The weather conditions for the past two days have been a little mind blowing: freezing rain and rime on Saturday, southerly winds yesterday that were enough to blow your socks off, and a foot or more of snow overnight.  Let’s not forget the lighting and half the west desert that blew into the mountains with frontal passage yesterday afternoon.  Storm totals across the range are 4” in the Ogden mountains, 12-14” in the central Wasatch, and 4-6” in the Provo mountains.  Temperatures have plummeted with the cold front and are now in the single digits at most mountain locations.  Ridgetop winds are now averaging in the 15-25 mph range out of the northwest.   


Avalanche Conditions:

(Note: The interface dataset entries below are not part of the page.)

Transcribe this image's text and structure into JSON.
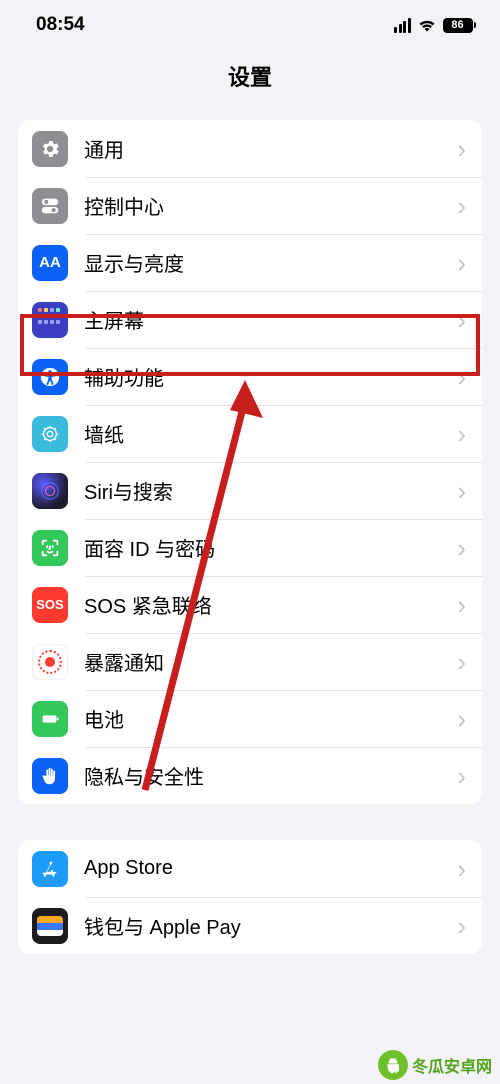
{
  "status": {
    "time": "08:54",
    "battery": "86"
  },
  "title": "设置",
  "groups": [
    {
      "rows": [
        {
          "key": "general",
          "label": "通用"
        },
        {
          "key": "control",
          "label": "控制中心"
        },
        {
          "key": "display",
          "label": "显示与亮度",
          "icon_text": "AA"
        },
        {
          "key": "home",
          "label": "主屏幕",
          "highlight": true
        },
        {
          "key": "access",
          "label": "辅助功能"
        },
        {
          "key": "wallpaper",
          "label": "墙纸"
        },
        {
          "key": "siri",
          "label": "Siri与搜索"
        },
        {
          "key": "faceid",
          "label": "面容 ID 与密码"
        },
        {
          "key": "sos",
          "label": "SOS 紧急联络",
          "icon_text": "SOS"
        },
        {
          "key": "exposure",
          "label": "暴露通知"
        },
        {
          "key": "battery",
          "label": "电池"
        },
        {
          "key": "privacy",
          "label": "隐私与安全性"
        }
      ]
    },
    {
      "rows": [
        {
          "key": "appstore",
          "label": "App Store"
        },
        {
          "key": "wallet",
          "label": "钱包与 Apple Pay"
        }
      ]
    }
  ],
  "watermark": "冬瓜安卓网"
}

Reports from the backcountry and ski areas this morning indicate that the central Wasatch is going through a natural avalanche cycle with slides running on a variety of aspects and elevations.  The 7-8% density snow is falling on a patchwork of underlying bed surfaces, from ¼” thick ice crusts, to thinner crusts to light density snow where the crusts have been eroded and blown away.  I suspect the activity today will be equally varied and complex, but one thing’s for sure: the avalanche danger has certainly risen dramatically and natural and human triggered avalanches will be likely today.  Test slopes and snow pits may not necessarily be indicative of the greater stability on the slope in light of the inconsistency of the underlying bed surfaces.  In addition, yesterday’s and last night’s winds likely deposited drifts further down on the slope than usual and crossloaded many areas as well. While it’s likely the window of most natural activity will be early this morning, the danger of human triggered avalanches will be likely over the course of the day.  For this morning and today, avoid being on or underneath slopes steeper than 35 degrees at the mid and upper elevations.  


Bottom Line (Salt Lake andPark City mountains):

There is a generally HIGH danger of both natural and human triggered avalanches today in the central Wasatch.  Those without good rescue or routefinding skills should avoid mountain travel today.


Ogden and Provo area mountains: The danger is CONSIDERABLE on upper elevation slopes steeper than 35 degrees.  Human triggered avalanches will be probable.


Mountain Weather:

We’ll see some lake-effect showers this morning that should dry out by midday or early afternoon.  Winds will be 15-20 out of the northwest and temperatures will be in the single digits and teens.  Ridging moves in later tonight and for the remainder of the week.



3-Day Table

3-Day Graph

7-Day Table

Ogden Mountains

Ogden Mountains

Ogden Mountains

SLC Mountains

SLC Mountains

SLC Mountains

Provo Mountains

Provo Mountains

Provo Mountains


For specific digital forecasts for selected mountain areas from the National Weather Service, click the links below or choose your own specific location at the National Weather Service Digital Forecast Page:


General Information:

The Wasatch Powderbird Guides may fly into the American Fork drainage today for recon work if given a good weather window.


If you are getting into the backcountry, please give us a call and let us know what you’re seeing, especially if you trigger an avalanche.  You can leave a message at 524-5304 or 1-800-662-4140.  Or you can e-mail an observation to [email protected] .org, or you can fax an observation to 801-524-6301.


The Friends of the Utah Avalanche Center is offering two 3-day avalanche workshops which are being held January 17-19 and February 14-16.  Information and sign-up sheets are available at the Black Diamond store (2092 E. 3900 S.; 278-0233).


The information in this advisory is from the U.S. Forest Service, which is solely responsible for its content.  This advisory describes general avalanche conditions and local variations always occur. 


Andrew McLean will update this advisory on Tuesday morning.

Thanks for calling.


For more detailed weather information go to our Mountain Weather Advisory

National Weather Service - Salt Lake City - Snow.

For an explanation of avalanche danger ratings: